WORK ITEM: Copy each line of the data exactly. Leave nothing out.

::::

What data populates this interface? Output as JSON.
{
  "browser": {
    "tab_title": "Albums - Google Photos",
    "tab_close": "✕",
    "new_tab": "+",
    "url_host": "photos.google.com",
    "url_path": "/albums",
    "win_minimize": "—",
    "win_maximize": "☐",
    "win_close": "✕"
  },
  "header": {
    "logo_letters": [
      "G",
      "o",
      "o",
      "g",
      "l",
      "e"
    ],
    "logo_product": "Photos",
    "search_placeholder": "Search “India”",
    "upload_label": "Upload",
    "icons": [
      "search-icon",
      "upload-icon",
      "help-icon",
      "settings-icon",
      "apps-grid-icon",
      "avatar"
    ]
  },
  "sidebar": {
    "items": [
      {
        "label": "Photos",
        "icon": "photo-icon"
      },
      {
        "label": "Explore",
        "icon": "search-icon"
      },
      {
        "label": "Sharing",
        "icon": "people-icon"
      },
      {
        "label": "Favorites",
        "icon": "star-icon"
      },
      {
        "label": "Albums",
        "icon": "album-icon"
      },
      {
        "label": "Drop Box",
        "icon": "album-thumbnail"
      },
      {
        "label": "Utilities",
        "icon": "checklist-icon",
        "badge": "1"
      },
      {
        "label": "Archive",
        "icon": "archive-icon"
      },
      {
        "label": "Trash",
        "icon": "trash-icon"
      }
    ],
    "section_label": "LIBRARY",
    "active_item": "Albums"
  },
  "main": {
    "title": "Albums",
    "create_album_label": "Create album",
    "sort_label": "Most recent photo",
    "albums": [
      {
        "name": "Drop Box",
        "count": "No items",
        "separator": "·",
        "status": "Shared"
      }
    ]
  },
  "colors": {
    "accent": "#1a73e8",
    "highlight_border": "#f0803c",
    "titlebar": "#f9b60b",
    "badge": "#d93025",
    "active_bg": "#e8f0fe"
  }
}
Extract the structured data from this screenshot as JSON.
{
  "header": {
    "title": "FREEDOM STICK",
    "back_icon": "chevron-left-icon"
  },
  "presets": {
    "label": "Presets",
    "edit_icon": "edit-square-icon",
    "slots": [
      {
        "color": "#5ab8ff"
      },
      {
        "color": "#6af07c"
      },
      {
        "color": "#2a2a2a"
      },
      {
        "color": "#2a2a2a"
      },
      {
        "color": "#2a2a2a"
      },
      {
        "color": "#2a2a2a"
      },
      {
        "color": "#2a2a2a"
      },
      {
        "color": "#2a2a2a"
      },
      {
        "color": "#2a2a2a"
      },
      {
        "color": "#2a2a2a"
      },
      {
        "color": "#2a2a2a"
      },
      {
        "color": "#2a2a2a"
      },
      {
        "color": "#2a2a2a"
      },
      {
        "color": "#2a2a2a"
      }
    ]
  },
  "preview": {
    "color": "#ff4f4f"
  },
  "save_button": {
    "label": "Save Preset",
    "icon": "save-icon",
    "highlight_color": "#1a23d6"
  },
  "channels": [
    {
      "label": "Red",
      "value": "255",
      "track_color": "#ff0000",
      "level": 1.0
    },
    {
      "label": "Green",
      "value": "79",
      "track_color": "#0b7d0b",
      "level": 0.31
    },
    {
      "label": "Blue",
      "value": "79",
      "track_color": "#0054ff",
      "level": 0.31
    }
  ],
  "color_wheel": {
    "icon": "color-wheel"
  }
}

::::

EXERCISE SOLUTION:
What data populates this interface? Output as JSON.
{
  "browser": {
    "tab_title": "Albums - Google Photos",
    "tab_close": "✕",
    "new_tab": "+",
    "url_host": "photos.google.com",
    "url_path": "/albums",
    "win_minimize": "—",
    "win_maximize": "☐",
    "win_close": "✕"
  },
  "header": {
    "logo_letters": [
      "G",
      "o",
      "o",
      "g",
      "l",
      "e"
    ],
    "logo_product": "Photos",
    "search_placeholder": "Search “India”",
    "upload_label": "Upload",
    "icons": [
      "search-icon",
      "upload-icon",
      "help-icon",
      "settings-icon",
      "apps-grid-icon",
      "avatar"
    ]
  },
  "sidebar": {
    "items": [
      {
        "label": "Photos",
        "icon": "photo-icon"
      },
      {
        "label": "Explore",
        "icon": "search-icon"
      },
      {
        "label": "Sharing",
        "icon": "people-icon"
      },
      {
        "label": "Favorites",
        "icon": "star-icon"
      },
      {
        "label": "Albums",
        "icon": "album-icon"
      },
      {
        "label": "Drop Box",
        "icon": "album-thumbnail"
      },
      {
        "label": "Utilities",
        "icon": "checklist-icon",
        "badge": "1"
      },
      {
        "label": "Archive",
        "icon": "archive-icon"
      },
      {
        "label": "Trash",
        "icon": "trash-icon"
      }
    ],
    "section_label": "LIBRARY",
    "active_item": "Albums"
  },
  "main": {
    "title": "Albums",
    "create_album_label": "Create album",
    "sort_label": "Most recent photo",
    "albums": [
      {
        "name": "Drop Box",
        "count": "No items",
        "separator": "·",
        "status": "Shared"
      }
    ]
  },
  "colors": {
    "accent": "#1a73e8",
    "highlight_border": "#f0803c",
    "titlebar": "#f9b60b",
    "badge": "#d93025",
    "active_bg": "#e8f0fe"
  }
}
Extract the structured data from this screenshot as JSON.
{
  "header": {
    "title": "FREEDOM STICK",
    "back_icon": "chevron-left-icon"
  },
  "presets": {
    "label": "Presets",
    "edit_icon": "edit-square-icon",
    "slots": [
      {
        "color": "#5ab8ff"
      },
      {
        "color": "#6af07c"
      },
      {
        "color": "#2a2a2a"
      },
      {
        "color": "#2a2a2a"
      },
      {
        "color": "#2a2a2a"
      },
      {
        "color": "#2a2a2a"
      },
      {
        "color": "#2a2a2a"
      },
      {
        "color": "#2a2a2a"
      },
      {
        "color": "#2a2a2a"
      },
      {
        "color": "#2a2a2a"
      },
      {
        "color": "#2a2a2a"
      },
      {
        "color": "#2a2a2a"
      },
      {
        "color": "#2a2a2a"
      },
      {
        "color": "#2a2a2a"
      }
    ]
  },
  "preview": {
    "color": "#ff4f4f"
  },
  "save_button": {
    "label": "Save Preset",
    "icon": "save-icon",
    "highlight_color": "#1a23d6"
  },
  "channels": [
    {
      "label": "Red",
      "value": "255",
      "track_color": "#ff0000",
      "level": 1.0
    },
    {
      "label": "Green",
      "value": "79",
      "track_color": "#0b7d0b",
      "level": 0.31
    },
    {
      "label": "Blue",
      "value": "79",
      "track_color": "#0054ff",
      "level": 0.31
    }
  ],
  "color_wheel": {
    "icon": "color-wheel"
  }
}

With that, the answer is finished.